This review of strategy comes amid an intense political blame-game over the massacre in Chhattisgarh of 24 people, including top Congress leaders of the state, by Maoists on Saturday last.
The Congress-led UPA government, which had earlier suggested talks with Naxal leaders to find a solution, now say that time is past. Two union ministers have indicated this policy shift.
Union minister of state for home RPN Singh told NDTV, "We are going to re-think our policy as far as Naxalism is concerned. Mr Chidambaram when he was the home minister had asked for talks with the Naxals after they laid down their arms. That period of talk is over; it is very evident that they are not interested in talking. The government of India is going to ensure that the rule of law is enforced and Naxalism is wiped out from its roots."
His senior colleague, environment minister Jairam Ramesh, who has in the past been seen as having a soft approach on Maoists, was as unequivocal that was no room for talks anymore. Calling them terrorists, he said, "it's very clear that the Maoists don't believe in the political process, they don't believe in our democracy, they don't believe in our constitutional values, so what do we talk about and whom do we talk to?"
The BJP, whose Raman Singh is the Chief Minister of Chhattisgarh and has been accused of not ensuring enough security for the convoy of cars carrying Congress leaders which was ambushed by Maoists on Saturday last, has said that parties must go beyond a political blame game and combat Naxalism with a "unified strategy."
The party's Ravi Shankar Prasad said, "Do we consider Maoism as a simple problem of law and order? They are killing leaders of the CPM, BJP, Congress. They want to kill the democratic process in the country. How do you deal with them? Only by talking, or some tough measure as well?"

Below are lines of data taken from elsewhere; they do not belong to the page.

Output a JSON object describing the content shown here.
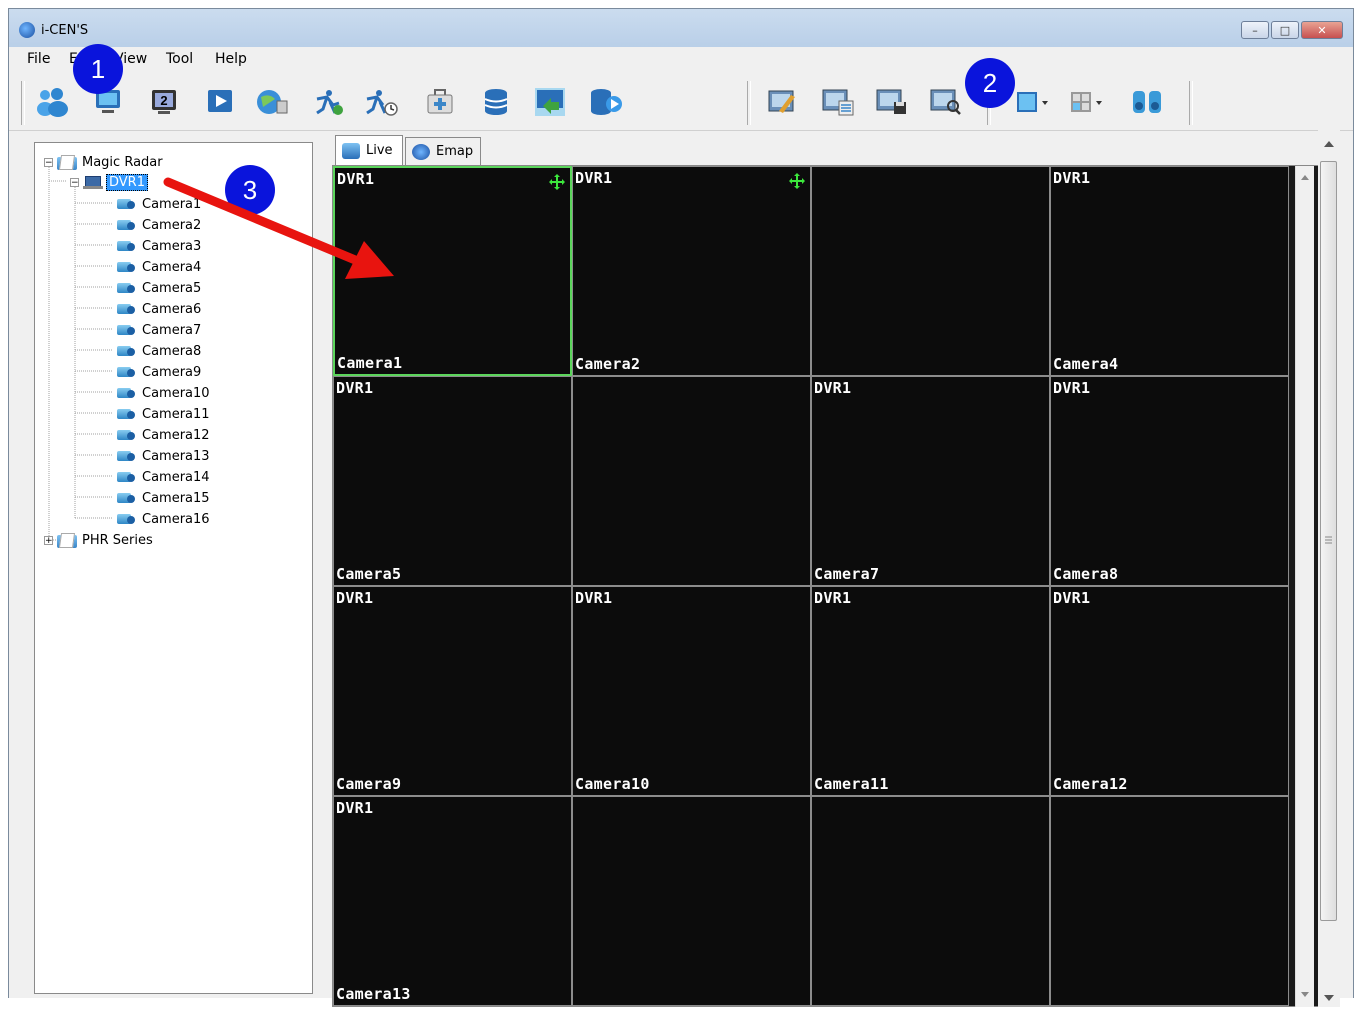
{
  "window": {
    "title": "i-CEN'S",
    "minimize": "–",
    "maximize": "□",
    "close": "✕"
  },
  "menu": [
    "File",
    "Edit",
    "View",
    "Tool",
    "Help"
  ],
  "toolbar": {
    "left_icons": [
      "users-icon",
      "monitor-icon",
      "monitor-2-icon",
      "play-icon",
      "globe-icon",
      "runner-icon",
      "runner-clock-icon",
      "medical-kit-icon",
      "database-icon",
      "export-icon",
      "database-play-icon"
    ],
    "right_icons": [
      "image-edit-icon",
      "image-list-icon",
      "image-save-icon",
      "image-search-icon",
      "layout-grid-icon",
      "layout-split-icon",
      "binoculars-icon"
    ]
  },
  "badges": [
    "1",
    "2",
    "3"
  ],
  "tree": {
    "root": "Magic Radar",
    "dvr": "DVR1",
    "cameras": [
      "Camera1",
      "Camera2",
      "Camera3",
      "Camera4",
      "Camera5",
      "Camera6",
      "Camera7",
      "Camera8",
      "Camera9",
      "Camera10",
      "Camera11",
      "Camera12",
      "Camera13",
      "Camera14",
      "Camera15",
      "Camera16"
    ],
    "second_root": "PHR Series"
  },
  "tabs": [
    {
      "label": "Live"
    },
    {
      "label": "Emap"
    }
  ],
  "grid": [
    {
      "dvr": "DVR1",
      "camera": "Camera1",
      "move": true,
      "selected": true
    },
    {
      "dvr": "DVR1",
      "camera": "Camera2",
      "move": true
    },
    {
      "dvr": "",
      "camera": ""
    },
    {
      "dvr": "DVR1",
      "camera": "Camera4"
    },
    {
      "dvr": "DVR1",
      "camera": "Camera5"
    },
    {
      "dvr": "",
      "camera": ""
    },
    {
      "dvr": "DVR1",
      "camera": "Camera7"
    },
    {
      "dvr": "DVR1",
      "camera": "Camera8"
    },
    {
      "dvr": "DVR1",
      "camera": "Camera9"
    },
    {
      "dvr": "DVR1",
      "camera": "Camera10"
    },
    {
      "dvr": "DVR1",
      "camera": "Camera11"
    },
    {
      "dvr": "DVR1",
      "camera": "Camera12"
    },
    {
      "dvr": "DVR1",
      "camera": "Camera13"
    },
    {
      "dvr": "",
      "camera": ""
    },
    {
      "dvr": "",
      "camera": ""
    },
    {
      "dvr": "",
      "camera": ""
    }
  ],
  "colors": {
    "badge": "#0a14dc",
    "selected_border": "#5cd65c",
    "arrow": "#e8140f",
    "cell_bg": "#0c0c0c"
  }
}
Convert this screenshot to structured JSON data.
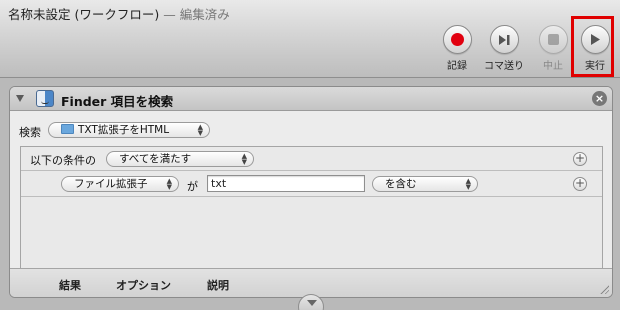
{
  "window": {
    "title": "名称未設定 (ワークフロー)",
    "status": "— 編集済み"
  },
  "toolbar": {
    "buttons": [
      {
        "label": "記録",
        "icon": "record-icon"
      },
      {
        "label": "コマ送り",
        "icon": "step-icon"
      },
      {
        "label": "中止",
        "icon": "stop-icon",
        "disabled": true
      },
      {
        "label": "実行",
        "icon": "play-icon",
        "highlighted": true
      }
    ]
  },
  "action": {
    "title": "Finder 項目を検索",
    "search_label": "検索",
    "search_location": "TXT拡張子をHTML",
    "condition_label": "以下の条件の",
    "condition_match": "すべてを満たす",
    "criteria": {
      "attribute": "ファイル拡張子",
      "particle": "が",
      "value": "txt",
      "operator": "を含む"
    },
    "footer_tabs": [
      "結果",
      "オプション",
      "説明"
    ]
  },
  "colors": {
    "record": "#e1000f",
    "highlight_border": "#e00000"
  }
}
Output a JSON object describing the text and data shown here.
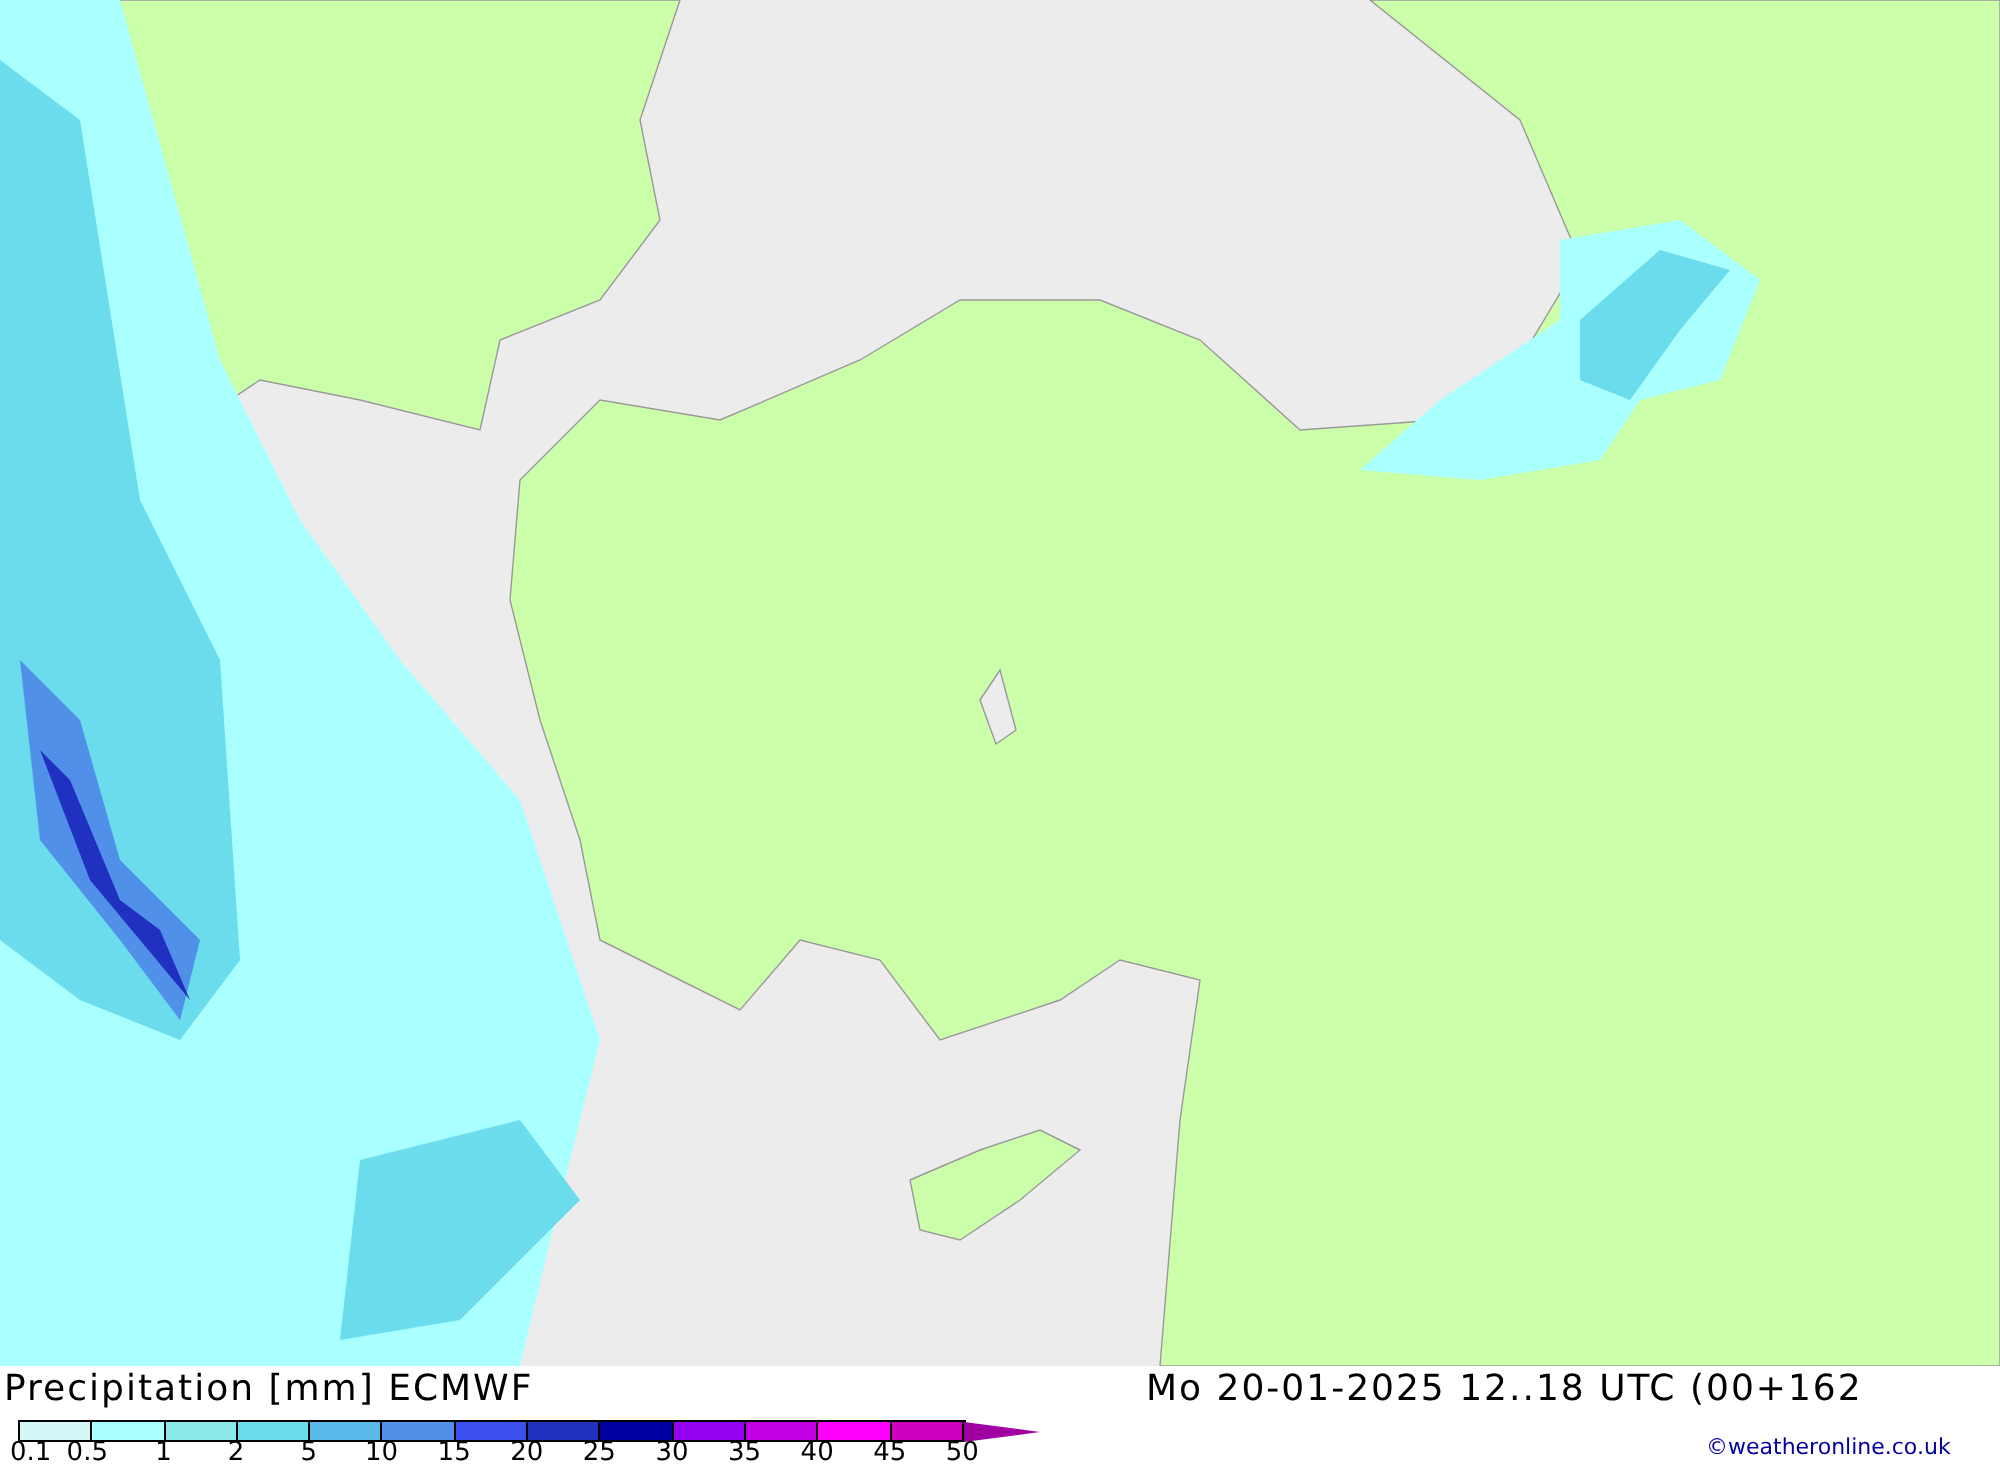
{
  "map": {
    "kind": "precipitation"
  },
  "title": "Precipitation [mm] ECMWF",
  "valid_time": "Mo 20-01-2025 12..18 UTC (00+162",
  "legend": {
    "swatches": [
      {
        "color": "#d4f8f8"
      },
      {
        "color": "#aaffff"
      },
      {
        "color": "#8aeaea"
      },
      {
        "color": "#6adcec"
      },
      {
        "color": "#5ab8e8"
      },
      {
        "color": "#5090e8"
      },
      {
        "color": "#3c50f0"
      },
      {
        "color": "#2030c0"
      },
      {
        "color": "#0000a0"
      },
      {
        "color": "#9600f0"
      },
      {
        "color": "#c000e0"
      },
      {
        "color": "#ff00ff"
      },
      {
        "color": "#d000c0"
      }
    ],
    "over_arrow": {
      "color": "#a000a0"
    },
    "labels": [
      "0.1",
      "0.5",
      "1",
      "2",
      "5",
      "10",
      "15",
      "20",
      "25",
      "30",
      "35",
      "40",
      "45",
      "50"
    ]
  },
  "credit": "©weatheronline.co.uk"
}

In Chhattisgarh, heads are rolling. Three days after the deadly attack, the Raman Singh government suspended the Superintendent of Police in Jagdalpur and transferred the Inspector General of Police in Bastar. VIP security has been handed to the Director General of Police of the state.